• [What to do] For each line of the data below, test for "меток". Report only the number of lines that pass.

• [Material provided]
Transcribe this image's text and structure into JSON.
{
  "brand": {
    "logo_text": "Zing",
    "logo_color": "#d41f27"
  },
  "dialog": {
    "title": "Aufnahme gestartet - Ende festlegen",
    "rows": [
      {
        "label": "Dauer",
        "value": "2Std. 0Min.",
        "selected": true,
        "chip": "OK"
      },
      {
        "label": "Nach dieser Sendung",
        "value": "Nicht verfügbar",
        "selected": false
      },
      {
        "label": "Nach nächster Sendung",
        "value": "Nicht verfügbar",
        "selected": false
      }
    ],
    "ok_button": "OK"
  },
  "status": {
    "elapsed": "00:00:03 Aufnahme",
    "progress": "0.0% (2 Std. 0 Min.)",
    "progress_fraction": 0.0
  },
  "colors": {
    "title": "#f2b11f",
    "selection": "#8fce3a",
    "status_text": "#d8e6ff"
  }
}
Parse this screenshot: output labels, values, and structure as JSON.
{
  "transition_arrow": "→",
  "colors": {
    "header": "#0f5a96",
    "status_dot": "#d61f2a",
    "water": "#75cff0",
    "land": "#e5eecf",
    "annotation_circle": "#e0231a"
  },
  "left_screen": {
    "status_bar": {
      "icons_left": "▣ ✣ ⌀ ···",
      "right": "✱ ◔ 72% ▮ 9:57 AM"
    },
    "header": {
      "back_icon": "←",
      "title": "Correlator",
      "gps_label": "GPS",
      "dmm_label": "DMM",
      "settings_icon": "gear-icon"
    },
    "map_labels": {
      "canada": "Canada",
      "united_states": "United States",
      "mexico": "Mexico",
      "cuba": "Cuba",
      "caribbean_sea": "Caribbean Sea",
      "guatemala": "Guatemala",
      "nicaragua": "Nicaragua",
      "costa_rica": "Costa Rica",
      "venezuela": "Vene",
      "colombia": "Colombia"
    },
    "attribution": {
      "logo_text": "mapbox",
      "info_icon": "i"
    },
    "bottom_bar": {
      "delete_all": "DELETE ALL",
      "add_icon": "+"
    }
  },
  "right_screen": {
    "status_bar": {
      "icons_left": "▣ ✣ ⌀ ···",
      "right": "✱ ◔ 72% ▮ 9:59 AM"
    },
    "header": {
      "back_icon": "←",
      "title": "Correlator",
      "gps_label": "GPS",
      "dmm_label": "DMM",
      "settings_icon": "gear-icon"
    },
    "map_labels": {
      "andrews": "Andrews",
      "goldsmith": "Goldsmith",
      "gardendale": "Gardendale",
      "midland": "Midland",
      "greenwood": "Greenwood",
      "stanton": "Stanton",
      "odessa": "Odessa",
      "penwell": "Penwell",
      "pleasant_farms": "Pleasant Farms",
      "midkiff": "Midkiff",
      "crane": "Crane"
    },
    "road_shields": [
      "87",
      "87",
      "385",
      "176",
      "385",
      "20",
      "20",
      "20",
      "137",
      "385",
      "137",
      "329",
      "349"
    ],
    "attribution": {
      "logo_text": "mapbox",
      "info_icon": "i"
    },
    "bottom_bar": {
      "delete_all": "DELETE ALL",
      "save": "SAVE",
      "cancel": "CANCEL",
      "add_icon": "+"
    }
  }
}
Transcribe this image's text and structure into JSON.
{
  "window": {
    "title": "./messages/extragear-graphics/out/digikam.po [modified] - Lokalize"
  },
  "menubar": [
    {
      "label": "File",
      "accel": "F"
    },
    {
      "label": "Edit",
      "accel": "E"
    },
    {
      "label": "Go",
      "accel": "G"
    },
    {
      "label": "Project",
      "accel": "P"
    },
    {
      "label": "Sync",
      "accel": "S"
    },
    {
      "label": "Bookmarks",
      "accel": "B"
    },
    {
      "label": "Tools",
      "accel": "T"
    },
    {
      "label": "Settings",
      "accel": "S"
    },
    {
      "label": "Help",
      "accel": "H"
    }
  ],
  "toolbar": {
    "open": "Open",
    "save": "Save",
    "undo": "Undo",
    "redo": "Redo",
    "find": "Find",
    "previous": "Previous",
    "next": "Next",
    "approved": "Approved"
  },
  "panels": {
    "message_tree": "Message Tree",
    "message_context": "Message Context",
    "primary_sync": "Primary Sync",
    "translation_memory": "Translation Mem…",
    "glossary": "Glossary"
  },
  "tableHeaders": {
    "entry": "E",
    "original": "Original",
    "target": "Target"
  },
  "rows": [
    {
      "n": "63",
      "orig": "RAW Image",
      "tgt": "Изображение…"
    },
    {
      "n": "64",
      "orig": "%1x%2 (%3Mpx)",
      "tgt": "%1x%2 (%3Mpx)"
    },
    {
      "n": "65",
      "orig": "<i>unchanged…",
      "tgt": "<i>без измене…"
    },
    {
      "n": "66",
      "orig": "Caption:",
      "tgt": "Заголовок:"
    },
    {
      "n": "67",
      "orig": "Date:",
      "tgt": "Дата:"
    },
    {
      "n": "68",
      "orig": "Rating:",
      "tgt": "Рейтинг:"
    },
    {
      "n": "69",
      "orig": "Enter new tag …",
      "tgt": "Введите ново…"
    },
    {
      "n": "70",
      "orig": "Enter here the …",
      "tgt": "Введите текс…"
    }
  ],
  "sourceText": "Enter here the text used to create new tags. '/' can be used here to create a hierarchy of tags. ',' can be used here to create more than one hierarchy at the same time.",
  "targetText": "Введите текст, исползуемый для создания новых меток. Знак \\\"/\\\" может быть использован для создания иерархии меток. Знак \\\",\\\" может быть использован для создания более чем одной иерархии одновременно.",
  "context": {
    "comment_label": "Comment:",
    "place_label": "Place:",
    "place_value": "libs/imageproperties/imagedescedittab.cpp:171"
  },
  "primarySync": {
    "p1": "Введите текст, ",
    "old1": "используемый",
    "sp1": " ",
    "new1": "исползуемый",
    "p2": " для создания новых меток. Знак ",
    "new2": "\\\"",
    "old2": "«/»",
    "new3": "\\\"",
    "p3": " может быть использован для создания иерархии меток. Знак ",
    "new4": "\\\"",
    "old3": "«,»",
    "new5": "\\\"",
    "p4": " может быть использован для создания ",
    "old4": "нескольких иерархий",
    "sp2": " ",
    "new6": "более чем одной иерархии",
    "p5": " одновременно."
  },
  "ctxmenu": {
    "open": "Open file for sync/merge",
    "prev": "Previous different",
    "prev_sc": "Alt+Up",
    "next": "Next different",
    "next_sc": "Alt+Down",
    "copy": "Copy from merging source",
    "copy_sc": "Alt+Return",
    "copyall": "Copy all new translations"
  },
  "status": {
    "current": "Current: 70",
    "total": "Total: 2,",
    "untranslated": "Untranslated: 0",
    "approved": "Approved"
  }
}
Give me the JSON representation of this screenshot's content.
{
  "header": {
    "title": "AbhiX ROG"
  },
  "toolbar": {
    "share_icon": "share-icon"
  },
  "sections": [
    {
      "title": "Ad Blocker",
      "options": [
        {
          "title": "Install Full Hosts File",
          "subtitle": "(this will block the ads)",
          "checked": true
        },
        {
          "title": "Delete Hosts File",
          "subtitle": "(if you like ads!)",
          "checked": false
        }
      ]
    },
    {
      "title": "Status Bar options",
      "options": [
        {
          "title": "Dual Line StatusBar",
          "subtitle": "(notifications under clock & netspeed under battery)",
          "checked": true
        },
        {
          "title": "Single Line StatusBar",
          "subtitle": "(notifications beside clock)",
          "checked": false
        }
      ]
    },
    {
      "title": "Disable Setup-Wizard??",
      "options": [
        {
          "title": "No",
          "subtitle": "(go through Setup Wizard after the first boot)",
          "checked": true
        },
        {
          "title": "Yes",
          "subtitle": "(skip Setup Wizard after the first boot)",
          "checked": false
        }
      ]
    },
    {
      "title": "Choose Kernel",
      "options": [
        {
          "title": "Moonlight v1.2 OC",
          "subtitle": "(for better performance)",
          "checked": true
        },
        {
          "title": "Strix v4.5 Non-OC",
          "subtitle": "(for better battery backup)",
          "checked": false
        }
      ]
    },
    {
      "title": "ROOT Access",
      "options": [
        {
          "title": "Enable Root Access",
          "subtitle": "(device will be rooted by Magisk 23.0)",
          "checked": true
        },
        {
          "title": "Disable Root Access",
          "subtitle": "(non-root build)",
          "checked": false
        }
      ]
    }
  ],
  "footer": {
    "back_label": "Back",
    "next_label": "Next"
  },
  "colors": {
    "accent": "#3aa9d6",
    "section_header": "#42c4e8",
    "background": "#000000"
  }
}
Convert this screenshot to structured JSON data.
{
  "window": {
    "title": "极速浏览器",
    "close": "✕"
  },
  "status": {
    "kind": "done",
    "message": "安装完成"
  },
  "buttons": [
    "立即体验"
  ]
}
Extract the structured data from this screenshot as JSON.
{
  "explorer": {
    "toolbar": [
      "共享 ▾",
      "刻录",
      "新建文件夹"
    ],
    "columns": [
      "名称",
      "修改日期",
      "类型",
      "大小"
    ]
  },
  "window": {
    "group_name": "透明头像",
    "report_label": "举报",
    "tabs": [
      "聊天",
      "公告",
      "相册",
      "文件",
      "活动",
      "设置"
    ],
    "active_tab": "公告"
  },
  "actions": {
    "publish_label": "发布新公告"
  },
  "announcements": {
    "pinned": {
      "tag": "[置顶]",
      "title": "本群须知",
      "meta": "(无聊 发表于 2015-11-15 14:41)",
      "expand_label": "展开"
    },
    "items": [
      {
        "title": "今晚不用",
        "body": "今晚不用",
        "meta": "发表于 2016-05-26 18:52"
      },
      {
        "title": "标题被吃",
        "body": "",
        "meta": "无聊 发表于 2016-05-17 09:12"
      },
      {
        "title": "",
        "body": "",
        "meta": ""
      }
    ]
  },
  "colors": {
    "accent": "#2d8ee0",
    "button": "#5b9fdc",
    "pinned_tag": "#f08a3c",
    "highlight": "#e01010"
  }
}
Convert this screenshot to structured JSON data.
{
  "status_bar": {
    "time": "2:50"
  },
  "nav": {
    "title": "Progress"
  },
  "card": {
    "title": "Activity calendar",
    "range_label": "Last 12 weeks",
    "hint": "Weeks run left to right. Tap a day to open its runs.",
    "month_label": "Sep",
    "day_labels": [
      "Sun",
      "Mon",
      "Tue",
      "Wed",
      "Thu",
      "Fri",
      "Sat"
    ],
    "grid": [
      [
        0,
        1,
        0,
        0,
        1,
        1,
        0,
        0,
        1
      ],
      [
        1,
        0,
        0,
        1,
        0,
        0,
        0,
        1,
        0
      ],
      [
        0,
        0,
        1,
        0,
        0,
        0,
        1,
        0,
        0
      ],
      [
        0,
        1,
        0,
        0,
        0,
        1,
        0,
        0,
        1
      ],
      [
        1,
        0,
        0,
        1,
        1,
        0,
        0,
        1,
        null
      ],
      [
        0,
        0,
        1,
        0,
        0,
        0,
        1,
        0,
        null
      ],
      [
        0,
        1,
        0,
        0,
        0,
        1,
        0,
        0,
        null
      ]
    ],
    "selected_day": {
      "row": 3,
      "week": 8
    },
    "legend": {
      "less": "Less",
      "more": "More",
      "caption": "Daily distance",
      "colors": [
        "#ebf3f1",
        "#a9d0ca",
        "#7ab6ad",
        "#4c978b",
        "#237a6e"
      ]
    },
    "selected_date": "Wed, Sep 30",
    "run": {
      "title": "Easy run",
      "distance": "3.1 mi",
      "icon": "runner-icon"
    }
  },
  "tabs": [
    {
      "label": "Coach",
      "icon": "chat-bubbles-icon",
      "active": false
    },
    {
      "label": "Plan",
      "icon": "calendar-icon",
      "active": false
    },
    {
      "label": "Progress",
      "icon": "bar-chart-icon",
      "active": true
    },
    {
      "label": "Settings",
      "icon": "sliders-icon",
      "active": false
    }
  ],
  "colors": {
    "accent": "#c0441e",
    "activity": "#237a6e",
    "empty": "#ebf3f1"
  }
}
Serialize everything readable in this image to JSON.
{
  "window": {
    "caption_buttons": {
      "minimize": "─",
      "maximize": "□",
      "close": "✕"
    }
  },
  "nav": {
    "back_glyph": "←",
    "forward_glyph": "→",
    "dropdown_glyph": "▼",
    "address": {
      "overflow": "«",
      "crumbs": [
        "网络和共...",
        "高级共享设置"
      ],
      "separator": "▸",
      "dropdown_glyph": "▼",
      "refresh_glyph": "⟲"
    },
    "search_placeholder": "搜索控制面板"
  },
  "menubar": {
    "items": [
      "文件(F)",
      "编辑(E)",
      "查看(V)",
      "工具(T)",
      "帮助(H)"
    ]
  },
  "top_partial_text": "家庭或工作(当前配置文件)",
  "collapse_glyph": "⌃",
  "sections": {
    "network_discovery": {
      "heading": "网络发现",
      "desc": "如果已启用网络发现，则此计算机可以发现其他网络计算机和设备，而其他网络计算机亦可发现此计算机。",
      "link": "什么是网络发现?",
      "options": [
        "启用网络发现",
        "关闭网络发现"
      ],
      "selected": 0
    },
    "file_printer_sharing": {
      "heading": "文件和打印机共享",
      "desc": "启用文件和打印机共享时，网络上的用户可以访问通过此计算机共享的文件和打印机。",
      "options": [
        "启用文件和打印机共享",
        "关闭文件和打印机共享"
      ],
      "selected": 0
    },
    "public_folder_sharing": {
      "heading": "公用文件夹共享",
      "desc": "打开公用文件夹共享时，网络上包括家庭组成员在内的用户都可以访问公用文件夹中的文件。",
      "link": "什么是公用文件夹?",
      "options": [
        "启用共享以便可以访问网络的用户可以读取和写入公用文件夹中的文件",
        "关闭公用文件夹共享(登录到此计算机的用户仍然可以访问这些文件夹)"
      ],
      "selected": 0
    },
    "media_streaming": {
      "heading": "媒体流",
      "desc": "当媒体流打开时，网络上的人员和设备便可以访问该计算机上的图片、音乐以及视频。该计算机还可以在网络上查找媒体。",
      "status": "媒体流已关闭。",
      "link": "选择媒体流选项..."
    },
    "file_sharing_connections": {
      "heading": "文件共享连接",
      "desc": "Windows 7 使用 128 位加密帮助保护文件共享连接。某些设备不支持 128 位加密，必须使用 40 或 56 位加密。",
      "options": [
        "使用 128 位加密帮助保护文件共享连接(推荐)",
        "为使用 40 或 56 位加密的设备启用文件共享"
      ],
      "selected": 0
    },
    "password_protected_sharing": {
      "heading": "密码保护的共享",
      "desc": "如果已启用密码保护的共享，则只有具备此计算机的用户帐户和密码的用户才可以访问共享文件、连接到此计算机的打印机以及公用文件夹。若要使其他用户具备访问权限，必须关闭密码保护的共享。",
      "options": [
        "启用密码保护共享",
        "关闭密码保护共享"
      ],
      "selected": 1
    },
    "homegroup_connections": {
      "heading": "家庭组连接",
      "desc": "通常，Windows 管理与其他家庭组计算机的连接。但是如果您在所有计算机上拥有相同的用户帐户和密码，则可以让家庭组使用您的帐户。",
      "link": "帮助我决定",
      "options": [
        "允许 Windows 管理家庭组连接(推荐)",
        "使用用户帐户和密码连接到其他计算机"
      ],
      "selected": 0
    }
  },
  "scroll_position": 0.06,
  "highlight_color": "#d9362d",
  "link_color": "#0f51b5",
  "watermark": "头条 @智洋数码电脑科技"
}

• [Reply to the exercise] 3